The labor arbitrage/offshoring model is powerful and relatively simple — compared to investing in productivity for U.S. workers over the past couple of decades. Perhaps your company is like most enterprises in America, having opted for this strategy to achieve cost savings. I believe it’s important to recognize that the arbitrage/offshoring model took companies’ attention away from investing in internal productivity improvements. But there are fewer opportunities now for the labor arbitrage model since it is maturing, and new barriers are arising for sending/maintaining U.S. work offshore.
American businesses face a changing climate where it’s less acceptable to offshore work now. In addition, we have the looming prospect of increasing barriers to offshoring ranging from a potential border tax on services, immigration reform and reform of H-1B visas — all of which lead to higher costs. In addition, offshoring has unintended consequences such as the time zones delay that can affect productivity, and there can be “outsourcing bloat.” Although the per-unit labor cost in the arbitrage/offshoring model is lower, other unintended consequences incur more labor or less communication and less alignment.
There is nothing wrong with labor arbitrage, but U.S. companies have effectively been taking the easy path and now face the need to choose an alternative strategy for cost savings. Now that it’s less socially acceptable, an alternative is essential. That alternative is investing in technologies that improve productivity of U.S. workers.
The good news is it’s very clear that some of the ingredients that allow organizations to change productivity have the potential for a cost impact that is similar to or greater than offshoring. As attention increasingly turns to these productivity aids, organizations find that the tools provide dramatic improvements in productivity across pretty much every aspect of IT and business processes.

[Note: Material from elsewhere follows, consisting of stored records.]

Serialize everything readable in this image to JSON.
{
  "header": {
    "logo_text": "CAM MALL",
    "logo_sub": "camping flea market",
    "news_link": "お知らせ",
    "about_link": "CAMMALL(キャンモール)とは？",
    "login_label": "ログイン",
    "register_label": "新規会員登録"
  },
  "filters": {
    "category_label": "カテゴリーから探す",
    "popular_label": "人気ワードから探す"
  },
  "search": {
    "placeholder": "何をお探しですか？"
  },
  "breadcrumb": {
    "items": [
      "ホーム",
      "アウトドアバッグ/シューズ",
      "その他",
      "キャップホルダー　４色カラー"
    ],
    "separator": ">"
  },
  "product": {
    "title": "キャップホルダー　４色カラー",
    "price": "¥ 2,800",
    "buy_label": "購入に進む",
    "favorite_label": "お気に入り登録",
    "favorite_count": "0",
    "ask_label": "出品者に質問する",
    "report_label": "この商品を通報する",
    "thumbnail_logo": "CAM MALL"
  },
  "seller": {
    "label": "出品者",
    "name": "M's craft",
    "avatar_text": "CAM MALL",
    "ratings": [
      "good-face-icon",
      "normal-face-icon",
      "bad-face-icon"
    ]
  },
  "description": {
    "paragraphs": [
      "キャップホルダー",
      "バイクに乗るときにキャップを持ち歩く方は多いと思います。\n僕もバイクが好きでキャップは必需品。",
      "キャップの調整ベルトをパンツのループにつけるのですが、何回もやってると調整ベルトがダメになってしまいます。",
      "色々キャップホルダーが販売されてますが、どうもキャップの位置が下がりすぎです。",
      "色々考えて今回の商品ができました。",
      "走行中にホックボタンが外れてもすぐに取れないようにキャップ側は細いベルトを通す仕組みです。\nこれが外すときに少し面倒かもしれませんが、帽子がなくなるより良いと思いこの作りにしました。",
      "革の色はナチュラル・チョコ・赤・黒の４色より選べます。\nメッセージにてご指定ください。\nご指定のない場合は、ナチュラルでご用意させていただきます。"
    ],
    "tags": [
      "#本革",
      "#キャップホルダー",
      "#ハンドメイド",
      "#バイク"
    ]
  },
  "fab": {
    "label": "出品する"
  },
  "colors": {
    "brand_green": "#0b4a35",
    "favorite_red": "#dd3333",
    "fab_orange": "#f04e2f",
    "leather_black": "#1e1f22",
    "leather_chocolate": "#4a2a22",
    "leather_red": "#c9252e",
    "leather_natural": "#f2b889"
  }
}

Your company can dramatically improve its productivity through investing in these vehicles: IT simplification and standardization, digital technologies, agile methodology and DevOps. They each hold the promise of dramatic productivity improvement.
Making IT tasks simpler and more standard is the simple first step to becoming more productive. Implementing digital technologies is the next step. Automation and Robotic Process Automation (RPA), for example, allow organizations to automate work that was being done by people and can increase the productivity of the remaining workforce. At its heart, cloud combines simplicity and standards along with a huge amount of automation, thereby creating massive increases of productivity.
A notable cloud use case is Revlon’s IT infrastructure. The company went from having over 100 people managing its data centers to five after moving to the cloud. That’s an enormous jump in productivity.
There are many use case examples in DevOps. For example, in companies that apply automated testing, self-provisioning and agile methodologies into existing shared services organizations, we’re seeing 30 percent or more productivity gains.
We’re seeing examples of several hundred times improvement in productivity in enterprises that break the IT mold and change from a functionally led shared services organization to an IT-as-a-Service (ITaaS) structure incorporating end-to-end, cross-functional teams.
In the case of call centers, implementing RPA allows companies to improve customer experience while reducing the number of call center agents by 40 percent. When they add cognitive-computing agents, they achieve a further 20 to 30 percent reduction of FTEs.
Given these benefits to date, it’s clear that organizations can lower their labor costs even more dramatically by improving productivity than by moving the work offshore. Although the IT focus for the last 10 to 20 years has focused on reducing costs by offshoring, I believe the next 10 years will be a story of increasing productivity in the workforce.